The impact of poor-quality sleep can go far beyond feeling fatigued during the day. A sleep disorder such as sleep apnea increases the risk of developing serious health issues including type 2 diabetes. Obesity is a contributing risk factor for both sleep apnea and diabetes.
What Is Obstructive Sleep Apnea
Obstructive sleep apnea (OSA) is the most common form of sleep apnea and is caused by an obstruction to the airways as the tissues in the throat relax while you sleep. The tissues collapse to narrow or block the airways leading to breathing difficulties.
The resulting drop in oxygen level in the blood triggers a brief arousal from sleep for air. This can happen multiple times every hour and often leads to excessive daytime fatigue from disrupted sleep. These arousals can be so brief you may not even be aware they are happening.
The Link Between Obstructive Sleep Apnea and Diabetes
Over 50% of people with type 2 diabetes experience OSA. This compares to the population at large, of which up to 17% will experience some degree of sleep apnea. This rapid increase among diabetes sufferers is hard to ignore and is another pointer to a link between the two conditions.
While obesity is a major risk factor in developing diabetes and increases the risk of OSA, the drop in oxygen levels when the airways become blocked due to OSA can worsen diabetes.
This results in an increased level of carbon dioxide in the bloodstream which increases the risk of insulin resistance. Without the appropriate insulin control, you can experience higher blood sugar levels.
This is not the only reason why managing sleep apnea is important in helping manage diabetes and your overall health. Other factors to consider include:
- daytime fatigue can make you more likely to forget to take your medication, placing you at further risk of diabetes complications
- fatigue from a sleep disorder also affects your motivation, so you ditch the exercise or healthy eating habits required to help control diabetes
- left untreated, OSA increases the risk of high blood pressure, stroke and heart disease
Diagnosing Obstructive Sleep Apnea
The National Institutes of Health estimates that 80 million people have sleep apnea, of which 80% remain undiagnosed. This is a disorder that can be treated if diagnosed; yet left unchecked, this can increase the risk of health issues like diabetes. Indeed, those with a more severe degree of OSA, where they awake for air over 30 times every hour, are seen to have poorer control of blood sugar levels.
This symbiotic relationship between the two conditions means a diagnosis of OSA could help you better manage your diabetes, and vice versa. Therefore, it is key for diabetics to be aware of the following symptoms of OSA:
- frequent awakenings from sleep, sometimes gasping for air
- morning headache
- dry throat in the morning
- daytime fatigue
- poor concentration
- mood swings
If you are diabetic and recognize some of these symptoms, you should consult with your healthcare provider.

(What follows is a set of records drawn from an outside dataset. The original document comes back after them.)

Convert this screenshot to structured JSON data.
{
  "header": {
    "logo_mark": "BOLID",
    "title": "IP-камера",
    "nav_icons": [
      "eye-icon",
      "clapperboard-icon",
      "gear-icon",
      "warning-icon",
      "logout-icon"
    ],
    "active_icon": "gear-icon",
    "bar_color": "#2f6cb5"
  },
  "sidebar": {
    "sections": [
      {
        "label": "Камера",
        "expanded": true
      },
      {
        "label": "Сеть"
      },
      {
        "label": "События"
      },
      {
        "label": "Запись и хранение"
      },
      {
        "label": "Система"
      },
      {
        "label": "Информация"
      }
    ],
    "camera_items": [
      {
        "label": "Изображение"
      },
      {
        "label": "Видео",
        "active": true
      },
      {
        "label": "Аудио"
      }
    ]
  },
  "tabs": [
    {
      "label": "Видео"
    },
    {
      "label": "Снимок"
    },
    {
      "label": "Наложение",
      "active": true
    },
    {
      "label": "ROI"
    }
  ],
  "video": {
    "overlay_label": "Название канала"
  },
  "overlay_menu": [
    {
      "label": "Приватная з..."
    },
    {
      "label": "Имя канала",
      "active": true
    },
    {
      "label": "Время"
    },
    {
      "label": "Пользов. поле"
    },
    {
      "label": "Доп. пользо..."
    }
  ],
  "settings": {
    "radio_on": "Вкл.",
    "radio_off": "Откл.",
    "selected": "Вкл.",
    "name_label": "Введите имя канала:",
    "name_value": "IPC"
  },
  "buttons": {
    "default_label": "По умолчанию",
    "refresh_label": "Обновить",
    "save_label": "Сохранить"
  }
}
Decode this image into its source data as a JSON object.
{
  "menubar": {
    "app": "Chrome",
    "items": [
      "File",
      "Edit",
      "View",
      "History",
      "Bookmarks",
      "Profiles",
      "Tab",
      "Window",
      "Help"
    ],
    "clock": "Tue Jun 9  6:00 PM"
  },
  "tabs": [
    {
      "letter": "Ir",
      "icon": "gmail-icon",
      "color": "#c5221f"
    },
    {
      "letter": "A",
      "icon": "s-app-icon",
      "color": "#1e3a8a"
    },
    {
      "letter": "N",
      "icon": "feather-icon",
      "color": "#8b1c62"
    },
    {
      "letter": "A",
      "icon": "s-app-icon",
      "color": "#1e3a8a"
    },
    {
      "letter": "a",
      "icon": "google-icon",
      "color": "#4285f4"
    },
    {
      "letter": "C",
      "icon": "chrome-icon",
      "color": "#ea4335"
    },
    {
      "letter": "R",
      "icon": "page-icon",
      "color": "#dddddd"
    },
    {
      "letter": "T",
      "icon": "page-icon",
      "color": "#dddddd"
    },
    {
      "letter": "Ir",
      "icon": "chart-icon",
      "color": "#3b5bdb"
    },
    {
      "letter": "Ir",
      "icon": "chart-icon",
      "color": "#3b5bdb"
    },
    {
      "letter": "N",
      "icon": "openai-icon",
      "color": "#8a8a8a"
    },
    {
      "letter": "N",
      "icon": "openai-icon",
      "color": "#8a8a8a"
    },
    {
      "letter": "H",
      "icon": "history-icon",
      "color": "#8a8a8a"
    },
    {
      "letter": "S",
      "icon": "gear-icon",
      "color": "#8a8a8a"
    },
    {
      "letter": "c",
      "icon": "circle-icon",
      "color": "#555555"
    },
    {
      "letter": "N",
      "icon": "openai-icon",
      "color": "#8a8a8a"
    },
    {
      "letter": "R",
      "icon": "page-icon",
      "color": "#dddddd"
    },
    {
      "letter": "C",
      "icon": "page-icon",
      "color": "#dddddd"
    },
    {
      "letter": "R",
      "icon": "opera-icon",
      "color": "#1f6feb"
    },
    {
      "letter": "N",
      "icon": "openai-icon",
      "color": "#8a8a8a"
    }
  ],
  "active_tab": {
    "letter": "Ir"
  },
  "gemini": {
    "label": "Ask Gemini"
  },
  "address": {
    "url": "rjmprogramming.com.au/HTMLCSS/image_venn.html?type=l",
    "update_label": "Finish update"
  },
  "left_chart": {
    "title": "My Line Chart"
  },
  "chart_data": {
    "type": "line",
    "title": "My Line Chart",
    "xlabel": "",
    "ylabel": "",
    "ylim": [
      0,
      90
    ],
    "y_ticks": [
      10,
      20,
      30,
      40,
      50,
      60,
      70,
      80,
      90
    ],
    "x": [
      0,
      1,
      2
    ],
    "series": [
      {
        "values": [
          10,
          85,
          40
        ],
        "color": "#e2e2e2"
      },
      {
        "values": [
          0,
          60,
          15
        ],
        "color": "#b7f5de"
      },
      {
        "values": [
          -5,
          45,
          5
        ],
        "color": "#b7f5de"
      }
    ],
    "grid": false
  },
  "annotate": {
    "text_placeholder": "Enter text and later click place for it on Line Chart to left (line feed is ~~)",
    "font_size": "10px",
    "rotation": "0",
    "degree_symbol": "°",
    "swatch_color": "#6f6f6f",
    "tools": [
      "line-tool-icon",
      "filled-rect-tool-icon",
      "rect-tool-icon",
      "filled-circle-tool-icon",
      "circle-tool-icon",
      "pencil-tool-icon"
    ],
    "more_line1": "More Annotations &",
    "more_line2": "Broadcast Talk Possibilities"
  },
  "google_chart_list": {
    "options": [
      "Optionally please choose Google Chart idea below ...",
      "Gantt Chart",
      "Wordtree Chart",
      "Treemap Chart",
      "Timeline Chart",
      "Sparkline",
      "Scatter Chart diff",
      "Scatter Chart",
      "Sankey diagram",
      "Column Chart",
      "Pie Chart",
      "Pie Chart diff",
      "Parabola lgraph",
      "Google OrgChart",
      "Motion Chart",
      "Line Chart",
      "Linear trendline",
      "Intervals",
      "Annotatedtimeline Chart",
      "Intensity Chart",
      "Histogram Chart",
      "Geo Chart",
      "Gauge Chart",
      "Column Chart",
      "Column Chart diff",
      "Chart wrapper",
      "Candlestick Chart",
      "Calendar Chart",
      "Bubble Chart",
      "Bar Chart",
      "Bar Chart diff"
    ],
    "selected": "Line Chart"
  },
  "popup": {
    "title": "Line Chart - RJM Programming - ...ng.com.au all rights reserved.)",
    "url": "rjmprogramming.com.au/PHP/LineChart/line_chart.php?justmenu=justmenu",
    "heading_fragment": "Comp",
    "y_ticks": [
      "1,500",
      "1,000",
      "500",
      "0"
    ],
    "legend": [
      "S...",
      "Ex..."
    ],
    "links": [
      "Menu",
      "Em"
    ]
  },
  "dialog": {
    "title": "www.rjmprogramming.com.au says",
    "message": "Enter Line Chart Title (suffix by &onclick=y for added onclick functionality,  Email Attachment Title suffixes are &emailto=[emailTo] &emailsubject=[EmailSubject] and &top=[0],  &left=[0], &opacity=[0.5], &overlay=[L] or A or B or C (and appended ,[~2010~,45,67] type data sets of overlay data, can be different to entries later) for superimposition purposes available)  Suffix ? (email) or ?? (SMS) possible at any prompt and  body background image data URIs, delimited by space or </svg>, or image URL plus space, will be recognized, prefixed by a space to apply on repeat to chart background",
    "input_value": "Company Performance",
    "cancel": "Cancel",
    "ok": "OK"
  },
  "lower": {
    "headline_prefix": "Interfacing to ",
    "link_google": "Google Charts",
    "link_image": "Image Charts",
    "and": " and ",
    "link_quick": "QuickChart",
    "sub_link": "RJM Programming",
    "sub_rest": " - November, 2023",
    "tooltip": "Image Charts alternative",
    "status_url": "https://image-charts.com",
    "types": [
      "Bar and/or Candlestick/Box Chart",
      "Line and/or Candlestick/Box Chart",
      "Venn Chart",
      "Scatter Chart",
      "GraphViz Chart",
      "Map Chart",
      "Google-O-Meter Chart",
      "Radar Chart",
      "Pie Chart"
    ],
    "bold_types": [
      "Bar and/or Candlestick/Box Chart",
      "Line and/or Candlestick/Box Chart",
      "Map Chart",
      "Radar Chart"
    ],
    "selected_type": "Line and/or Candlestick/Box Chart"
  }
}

The link between the two conditions could mean that managing one can help to better manage the other.
Managing Both Sleep Apnea and Diabetes
If your health care provider suspects you are experiencing sleep apnea, they can arrange a sleep study – either an at-home sleep study or in a sleep clinic.
Once diagnosed with OSA, your health care provider can recommend the appropriate treatment to manage the severity of your disorder.
Mild to moderate OSA might be managed with some lifestyle changes that are also used to manage diabetes -- particularly where obesity is a major contributing risk factor. Therefore, more exercise and a healthier diet will be recommended.
As OSA results from blocked airways, addressing any sinus issues or allergies may also be key to managing the condition. This could involve ensuring you take prescribed allergy medication -- or adapting your habits and bedroom to minimize your exposure to allergens like pollen, dust mites or pet dander.
Positive airway pressure (PAP) therapy is often prescribed to help treat moderate to severe OSA. The treatment involves a device that supplies pressurized air through a mask worn while you sleep. The air is set to a pressure that keeps your airways open through the night.
By keeping the airway open, PAP eliminates the breathing pauses. This in turn prevents the drop in oxygen level and the rise in carbon dioxide in the bloodstream that can lead to insulin resistance. Therefore, by adhering to PAP therapy, you can better manage both your PAP symptoms and your diabetes.
Can diabetes cause sleep apnea? Each condition can be a contributing risk factor for the other condition. Therefore, it is important that obstructive sleep apnea is diagnosed if you are diabetic.
Managing one condition can help better manage the other -- and therefore treating sleep apnea and returning to nights of uninterrupted sleep may benefit your diabetes management.